"I couldn't believe it was all real until the words came out of the commissioner's mouth," Zarraga said. "It was surreal."

As it turned out, Capitanes' official entry into the G League wasn't the storybook ending those involved had envisioned, but merely the first chapter. Since COVID hit, only the United States, Brazil and India have registered more deaths from the virus than Mexico. More than half of the country's population has received at least one vaccination against the disease, yet international travel restrictions remain a lingering issue.

The pandemic's persistence made a Mexico City scenario less probable as time wore on. Capitanes operations were put on hiatus over the summer as several ideas were explored, including delaying the team's debut another year. Finally, on Sept. 13, it was announced Capitanes would play on as scheduled, albeit entirely in the United States.

The uncertainty meant Lagios had a late start on signing players, an added handicap because the team requested he prioritize Latin American players in order to build a cultural bond with fans.

"Everybody else was pretty much set [with their rosters] by the time we started," Lagios recalled.

Ultimately, the team will field a roster with notables such as NBA journeyman small forward Alfonzo McKinnie; Matt Mooney, who starred at guard for Texas Tech during its 2019 NCAA tournament title game run; and Mexican-born captain Moises Andrassi at shooting guard. Lagios' roster includes nine players with Latin American roots.

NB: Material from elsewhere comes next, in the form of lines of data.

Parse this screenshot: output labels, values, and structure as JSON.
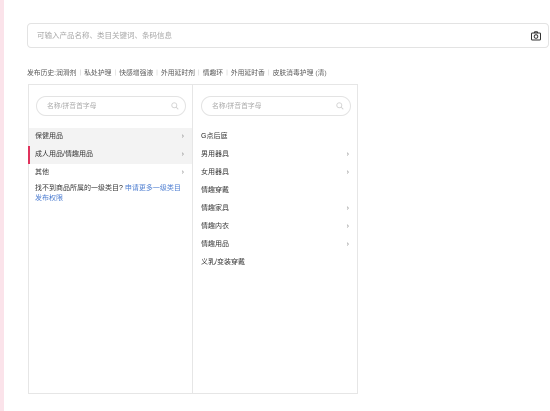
{
  "search": {
    "placeholder": "可输入产品名称、类目关键词、条码信息",
    "value": ""
  },
  "history": {
    "label": "发布历史:",
    "items": [
      "润滑剂",
      "私处护理",
      "快感增强液",
      "外用延时剂",
      "情趣环",
      "外用延时香",
      "皮肤消毒护理"
    ],
    "clear_label": "(清)"
  },
  "column1": {
    "filter_placeholder": "名称/拼音首字母",
    "items": [
      {
        "label": "保健用品",
        "arrow": "›"
      },
      {
        "label": "成人用品/情趣用品",
        "arrow": "›"
      },
      {
        "label": "其他",
        "arrow": "›"
      }
    ],
    "notice_text": "找不到商品所属的一级类目?",
    "notice_link": "申请更多一级类目发布权限"
  },
  "column2": {
    "filter_placeholder": "名称/拼音首字母",
    "items": [
      {
        "label": "G点后庭",
        "arrow": ""
      },
      {
        "label": "男用器具",
        "arrow": "›"
      },
      {
        "label": "女用器具",
        "arrow": "›"
      },
      {
        "label": "情趣穿戴",
        "arrow": ""
      },
      {
        "label": "情趣家具",
        "arrow": "›"
      },
      {
        "label": "情趣内衣",
        "arrow": "›"
      },
      {
        "label": "情趣用品",
        "arrow": "›"
      },
      {
        "label": "义乳/变装穿戴",
        "arrow": ""
      }
    ]
  },
  "colors": {
    "accent": "#e0325c",
    "link": "#4a7bd0"
  }
}
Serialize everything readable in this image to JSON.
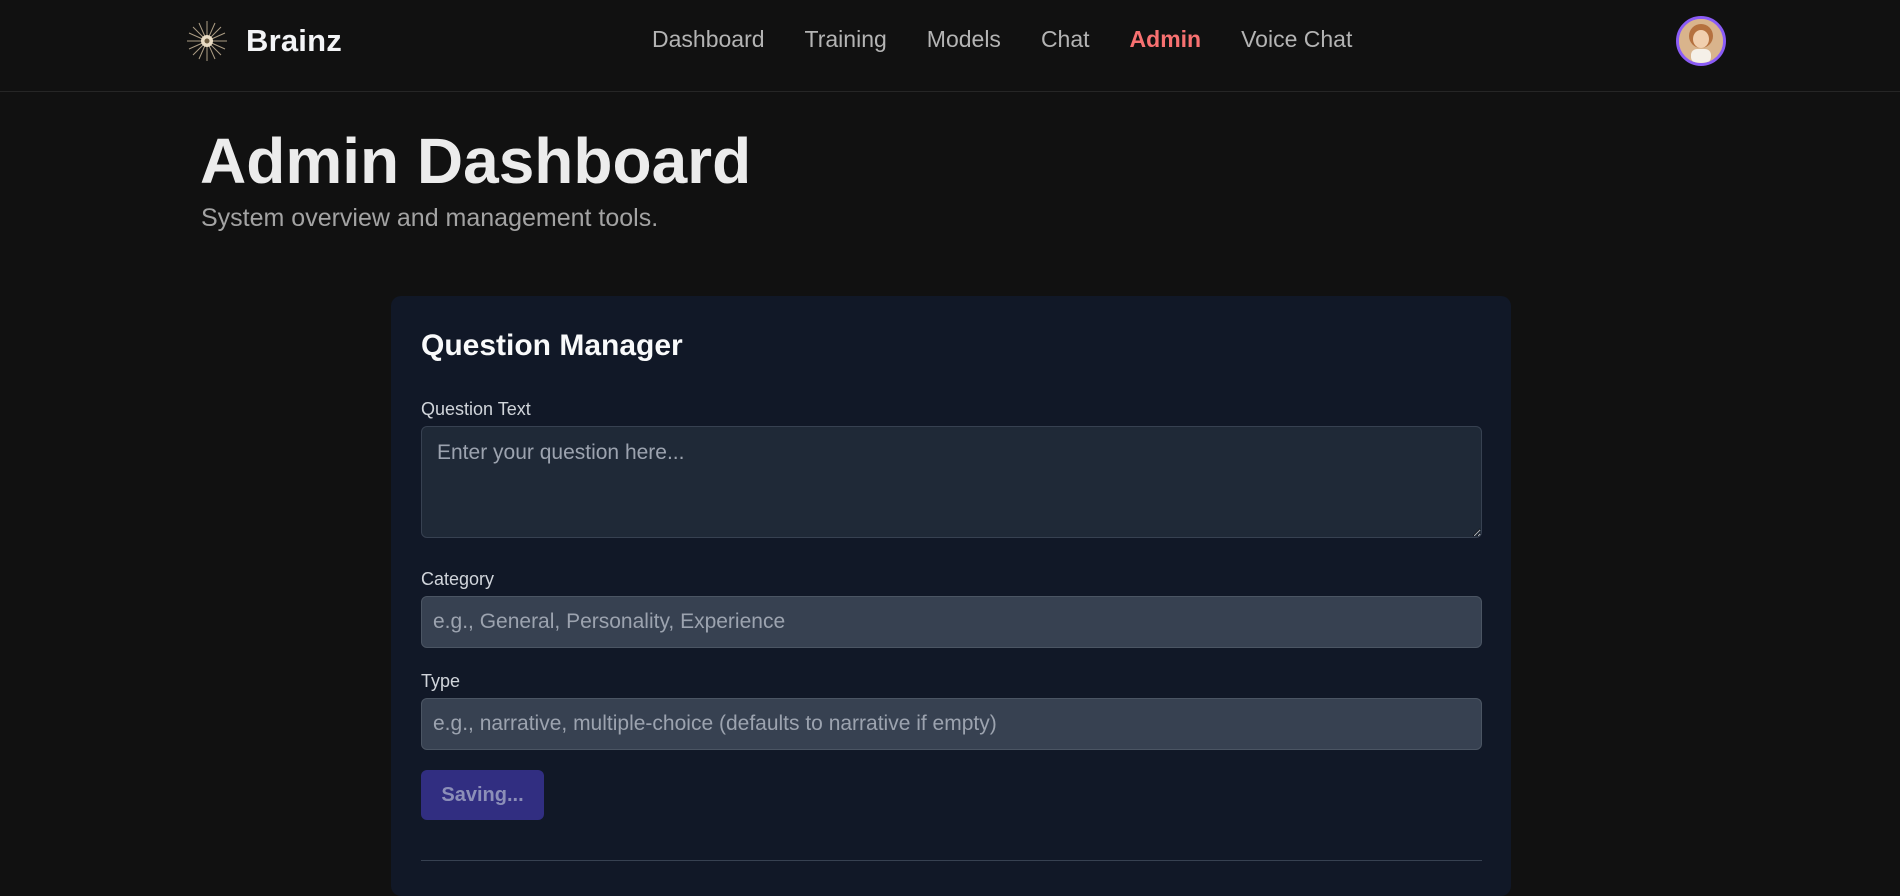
{
  "header": {
    "brand": "Brainz",
    "nav": [
      {
        "label": "Dashboard",
        "active": false
      },
      {
        "label": "Training",
        "active": false
      },
      {
        "label": "Models",
        "active": false
      },
      {
        "label": "Chat",
        "active": false
      },
      {
        "label": "Admin",
        "active": true
      },
      {
        "label": "Voice Chat",
        "active": false
      }
    ],
    "accent_color": "#f87171",
    "avatar_ring_color": "#8b5cf6"
  },
  "page": {
    "title": "Admin Dashboard",
    "subtitle": "System overview and management tools."
  },
  "question_manager": {
    "title": "Question Manager",
    "question_text": {
      "label": "Question Text",
      "value": "",
      "placeholder": "Enter your question here..."
    },
    "category": {
      "label": "Category",
      "value": "",
      "placeholder": "e.g., General, Personality, Experience"
    },
    "type": {
      "label": "Type",
      "value": "",
      "placeholder": "e.g., narrative, multiple-choice (defaults to narrative if empty)"
    },
    "save_button": {
      "label": "Saving...",
      "disabled": true
    }
  }
}
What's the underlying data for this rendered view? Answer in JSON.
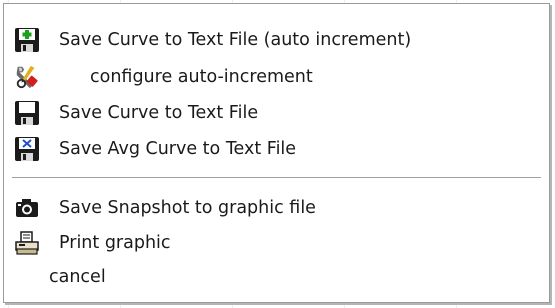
{
  "menu": {
    "items": [
      {
        "label": "Save Curve to Text File (auto increment)",
        "icon": "save-plus-icon"
      },
      {
        "label": "configure auto-increment",
        "icon": "tools-icon"
      },
      {
        "label": "Save Curve to Text File",
        "icon": "floppy-disk-icon"
      },
      {
        "label": "Save Avg Curve to Text File",
        "icon": "save-avg-icon"
      },
      {
        "label": "Save Snapshot to graphic file",
        "icon": "camera-icon"
      },
      {
        "label": "Print graphic",
        "icon": "printer-icon"
      },
      {
        "label": "cancel",
        "icon": ""
      }
    ]
  },
  "colors": {
    "menu_background": "#ffffff",
    "menu_border": "#9a9a9a",
    "text": "#1a1a1a",
    "separator": "#a0a0a0"
  }
}
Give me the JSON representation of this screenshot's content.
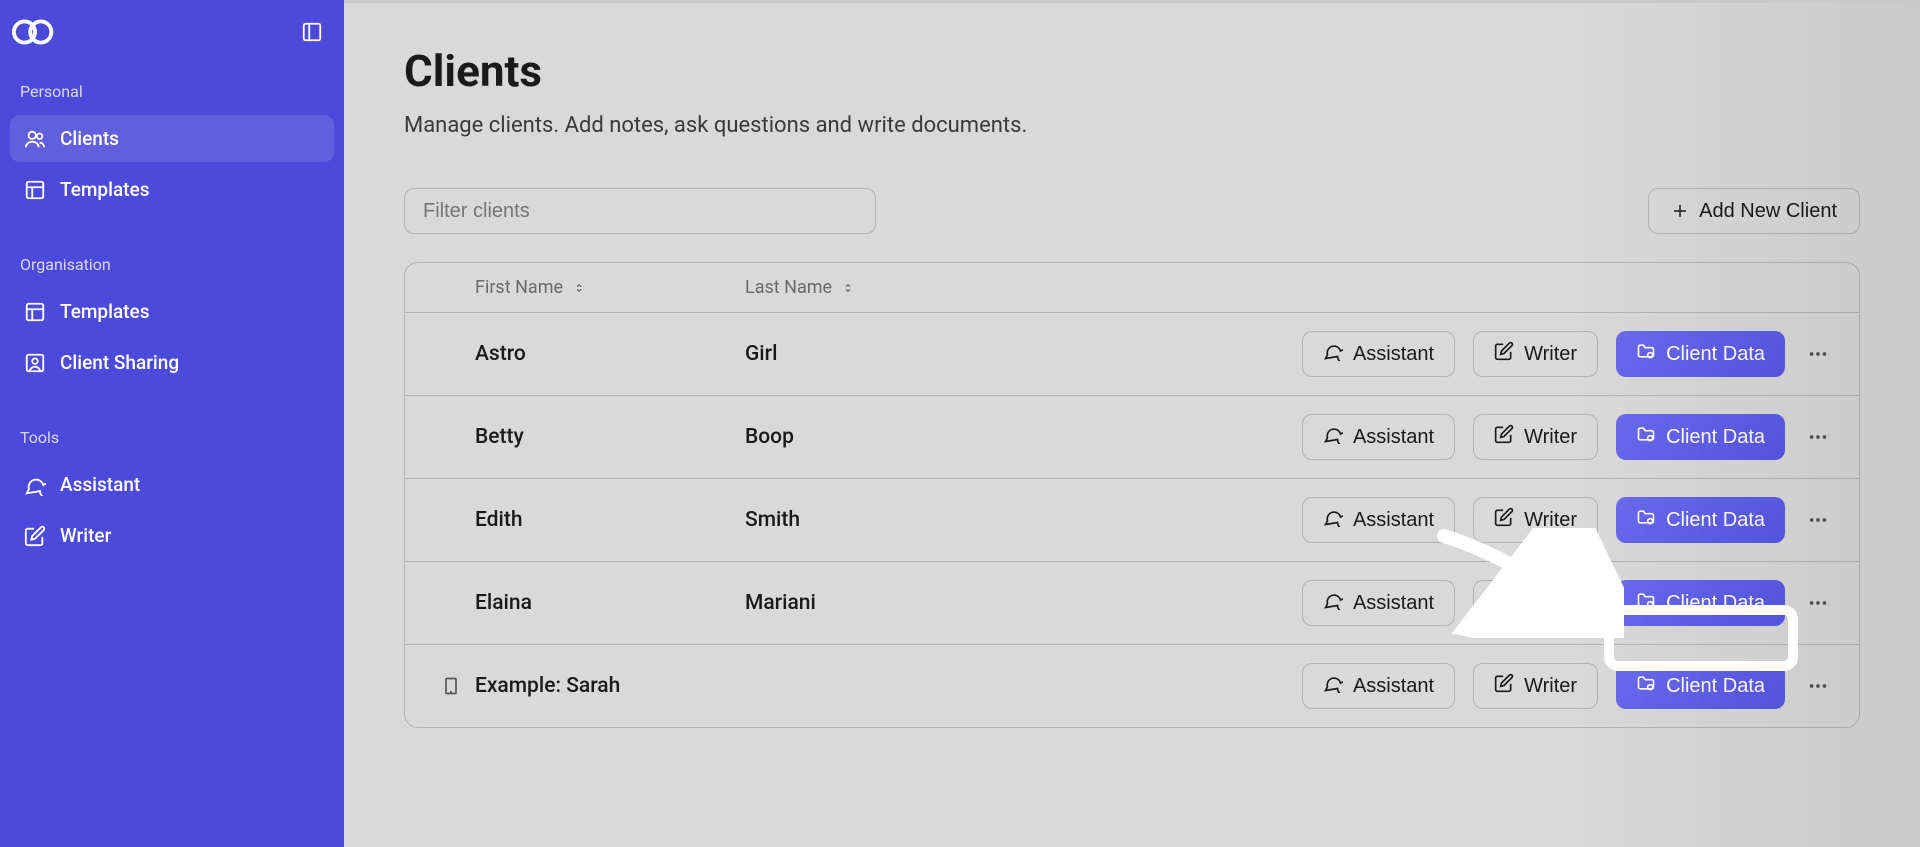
{
  "sidebar": {
    "sections": [
      {
        "label": "Personal",
        "items": [
          {
            "icon": "users",
            "label": "Clients",
            "active": true
          },
          {
            "icon": "template",
            "label": "Templates",
            "active": false
          }
        ]
      },
      {
        "label": "Organisation",
        "items": [
          {
            "icon": "template",
            "label": "Templates",
            "active": false
          },
          {
            "icon": "user-square",
            "label": "Client Sharing",
            "active": false
          }
        ]
      },
      {
        "label": "Tools",
        "items": [
          {
            "icon": "chat",
            "label": "Assistant",
            "active": false
          },
          {
            "icon": "pen",
            "label": "Writer",
            "active": false
          }
        ]
      }
    ]
  },
  "page": {
    "title": "Clients",
    "subtitle": "Manage clients. Add notes, ask questions and write documents.",
    "filter_placeholder": "Filter clients",
    "add_button": "Add New Client",
    "col_first": "First Name",
    "col_last": "Last Name",
    "action_assistant": "Assistant",
    "action_writer": "Writer",
    "action_client_data": "Client Data"
  },
  "clients": [
    {
      "first": "Astro",
      "last": "Girl",
      "hasIcon": false
    },
    {
      "first": "Betty",
      "last": "Boop",
      "hasIcon": false
    },
    {
      "first": "Edith",
      "last": "Smith",
      "hasIcon": false
    },
    {
      "first": "Elaina",
      "last": "Mariani",
      "hasIcon": false
    },
    {
      "first": "Example: Sarah",
      "last": "",
      "hasIcon": true
    }
  ]
}
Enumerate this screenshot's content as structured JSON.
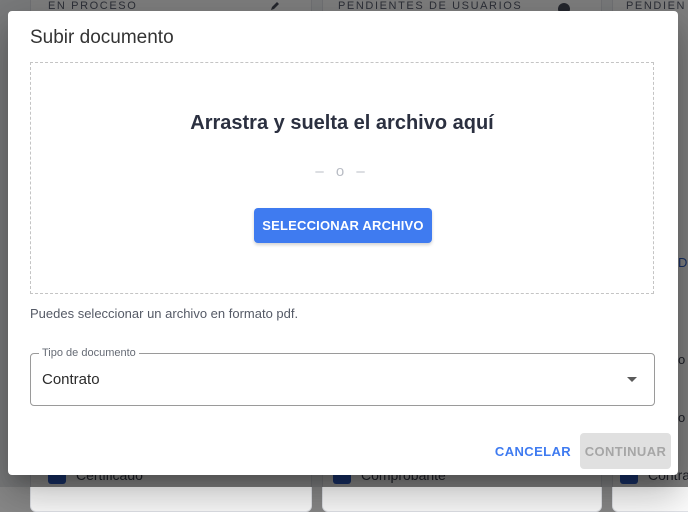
{
  "background": {
    "headers": [
      "EN PROCESO",
      "PENDIENTES DE USUARIOS",
      "PENDIENTE"
    ],
    "rows": [
      "Certificado",
      "Comprobante",
      "Contra"
    ],
    "side_glyphs": [
      "D",
      "o",
      "o"
    ]
  },
  "dialog": {
    "title": "Subir documento",
    "dropzone": {
      "title": "Arrastra y suelta el archivo aquí",
      "separator": "– o –",
      "select_button": "SELECCIONAR ARCHIVO"
    },
    "hint": "Puedes seleccionar un archivo en formato pdf.",
    "doc_type": {
      "label": "Tipo de documento",
      "value": "Contrato"
    },
    "actions": {
      "cancel": "CANCELAR",
      "continue": "CONTINUAR"
    }
  },
  "colors": {
    "primary": "#3f7bf0",
    "disabled_bg": "#e0e0e0",
    "disabled_text": "#a6a6a6"
  },
  "icons": {
    "select_caret": "chevron-down-icon",
    "bg_edit": "pencil-icon"
  }
}
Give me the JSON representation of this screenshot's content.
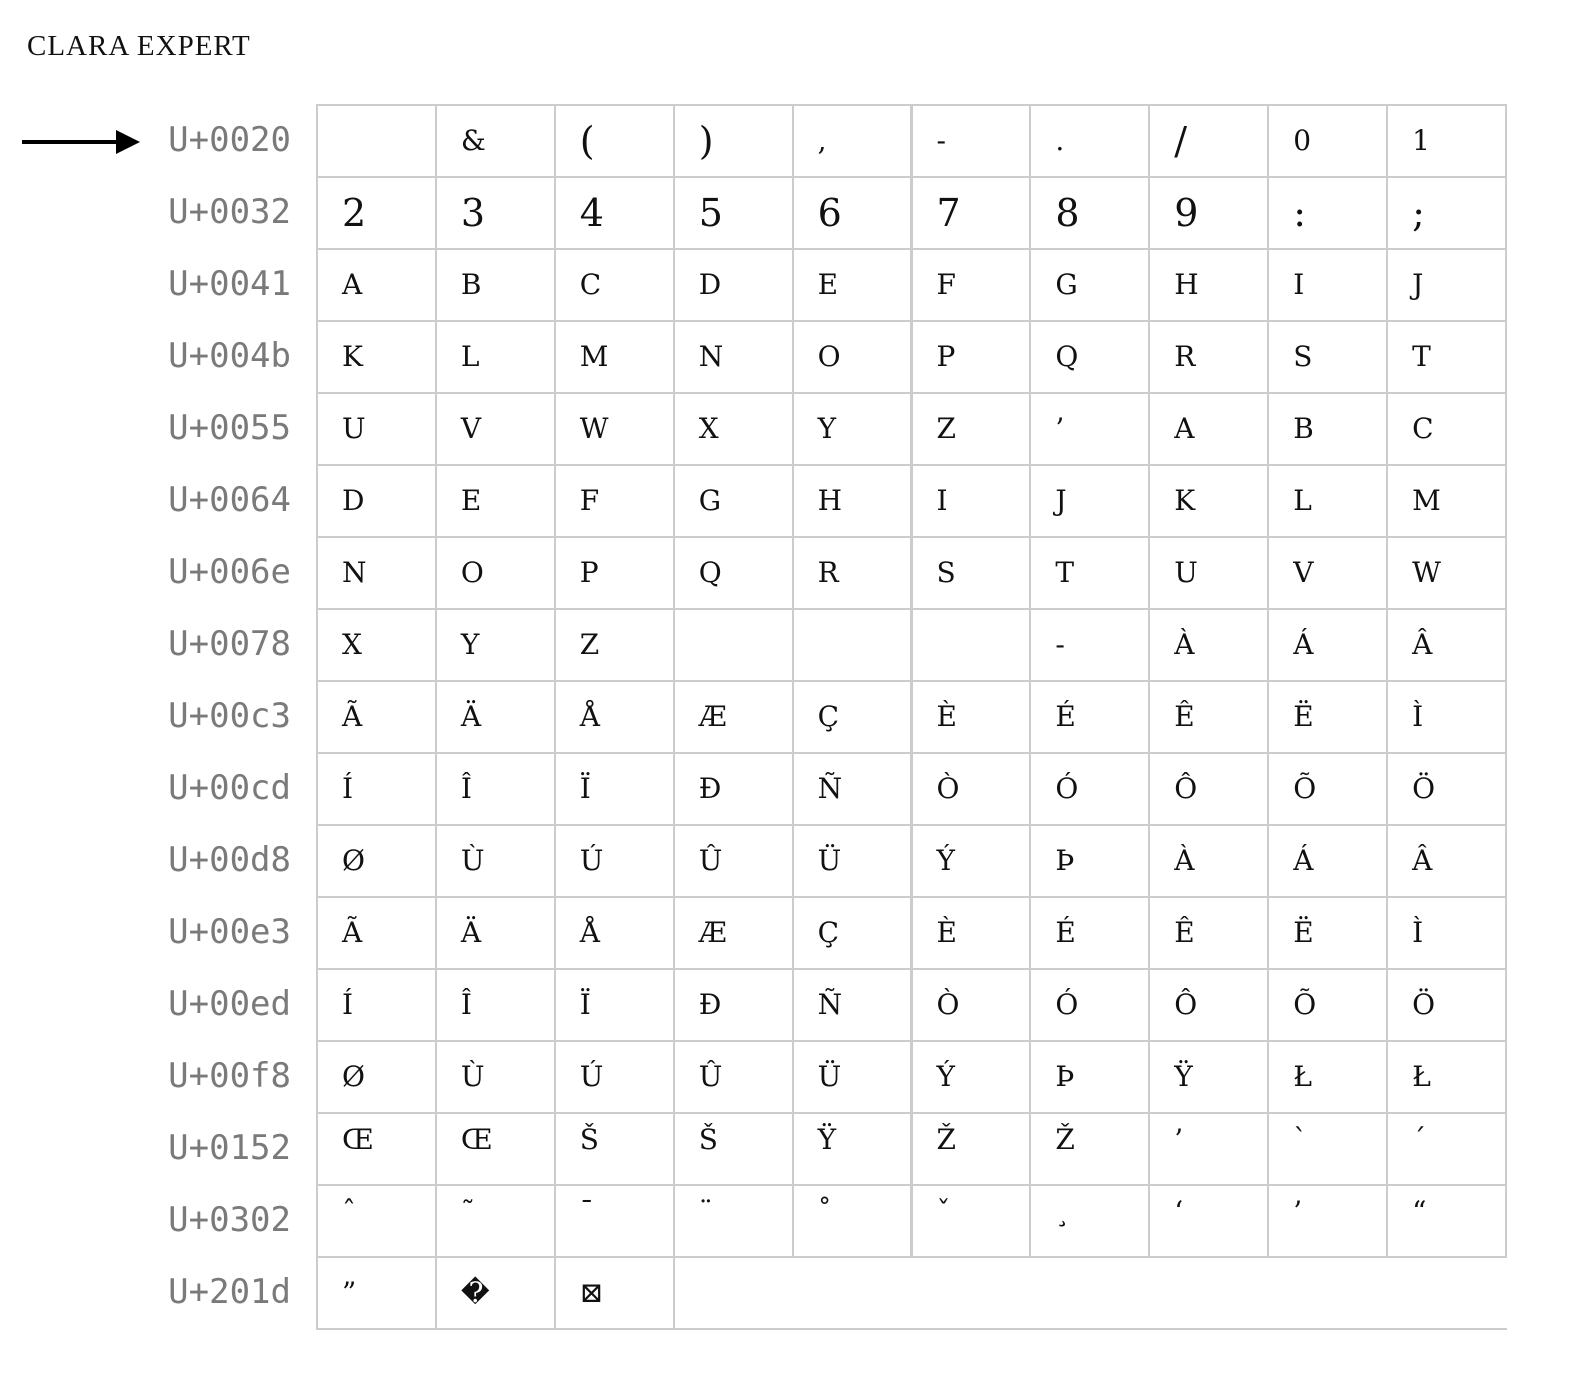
{
  "title": "CLARA EXPERT",
  "rows": [
    {
      "label": "U+0020",
      "cells": [
        " ",
        "&",
        "(",
        ")",
        ",",
        "-",
        ".",
        "/",
        "0",
        "1"
      ]
    },
    {
      "label": "U+0032",
      "cells": [
        "2",
        "3",
        "4",
        "5",
        "6",
        "7",
        "8",
        "9",
        ":",
        ";"
      ]
    },
    {
      "label": "U+0041",
      "cells": [
        "A",
        "B",
        "C",
        "D",
        "E",
        "F",
        "G",
        "H",
        "I",
        "J"
      ]
    },
    {
      "label": "U+004b",
      "cells": [
        "K",
        "L",
        "M",
        "N",
        "O",
        "P",
        "Q",
        "R",
        "S",
        "T"
      ]
    },
    {
      "label": "U+0055",
      "cells": [
        "U",
        "V",
        "W",
        "X",
        "Y",
        "Z",
        "’",
        "A",
        "B",
        "C"
      ]
    },
    {
      "label": "U+0064",
      "cells": [
        "D",
        "E",
        "F",
        "G",
        "H",
        "I",
        "J",
        "K",
        "L",
        "M"
      ]
    },
    {
      "label": "U+006e",
      "cells": [
        "N",
        "O",
        "P",
        "Q",
        "R",
        "S",
        "T",
        "U",
        "V",
        "W"
      ]
    },
    {
      "label": "U+0078",
      "cells": [
        "X",
        "Y",
        "Z",
        "",
        "",
        "",
        "-",
        "À",
        "Á",
        "Â"
      ]
    },
    {
      "label": "U+00c3",
      "cells": [
        "Ã",
        "Ä",
        "Å",
        "Æ",
        "Ç",
        "È",
        "É",
        "Ê",
        "Ë",
        "Ì"
      ]
    },
    {
      "label": "U+00cd",
      "cells": [
        "Í",
        "Î",
        "Ï",
        "Đ",
        "Ñ",
        "Ò",
        "Ó",
        "Ô",
        "Õ",
        "Ö"
      ]
    },
    {
      "label": "U+00d8",
      "cells": [
        "Ø",
        "Ù",
        "Ú",
        "Û",
        "Ü",
        "Ý",
        "Þ",
        "À",
        "Á",
        "Â"
      ]
    },
    {
      "label": "U+00e3",
      "cells": [
        "Ã",
        "Ä",
        "Å",
        "Æ",
        "Ç",
        "È",
        "É",
        "Ê",
        "Ë",
        "Ì"
      ]
    },
    {
      "label": "U+00ed",
      "cells": [
        "Í",
        "Î",
        "Ï",
        "Đ",
        "Ñ",
        "Ò",
        "Ó",
        "Ô",
        "Õ",
        "Ö"
      ]
    },
    {
      "label": "U+00f8",
      "cells": [
        "Ø",
        "Ù",
        "Ú",
        "Û",
        "Ü",
        "Ý",
        "Þ",
        "Ÿ",
        "Ł",
        "Ł"
      ]
    },
    {
      "label": "U+0152",
      "cells": [
        "Œ",
        "Œ",
        "Š",
        "Š",
        "Ÿ",
        "Ž",
        "Ž",
        "’",
        "`",
        "´"
      ]
    },
    {
      "label": "U+0302",
      "cells": [
        "ˆ",
        "˜",
        "¯",
        "¨",
        "˚",
        "ˇ",
        "¸",
        "‘",
        "’",
        "“"
      ]
    },
    {
      "label": "U+201d",
      "cells": [
        "”",
        "�",
        "⊠"
      ]
    }
  ]
}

Capitanes will only play in the Showcase Cup, a 14-game standalone tournament prior to the regular season, which ends in a single-elimination format during the annual NBA G League Winter Showcase. When the competition wraps up in December, Capitanes will once again face a long layoff -- they have no regular-season games scheduled after the Cup -- before potentially enjoying their first full season in 2022.

By then, the hope is the team will have finished its nomadic journey and begin playing home games in earnest. Mexico City itself should regain a similar frequency of hosting duties of top-tier sporting events.

Just two days after Capitanes debuts in the G League, Mexico City will again host Formula One's Mexican Grand Prix, its first large-scale international sporting event since the start of the pandemic.

"We need those big sporting events that excite people," Javier Hidalgo, director for the Mexico City government's Institute for Sport, recently told ESPN Mexico. "The push that sports can give us isn't just for financial gain or to attract tourism, but so we can integrate young people into sports."

If and when Capitanes return to the Juan de la Barrera gym, the project can serve as an early case study on American sports leagues' expansion into Mexico. For local fans, it will mark the opportunity to finally watch a high-level pro basketball team call Mexico its home.

"The Mexican fans, for any sport, are so passionate. I can't wait for our first home game there," Lagios said.

"I just hope we make them proud."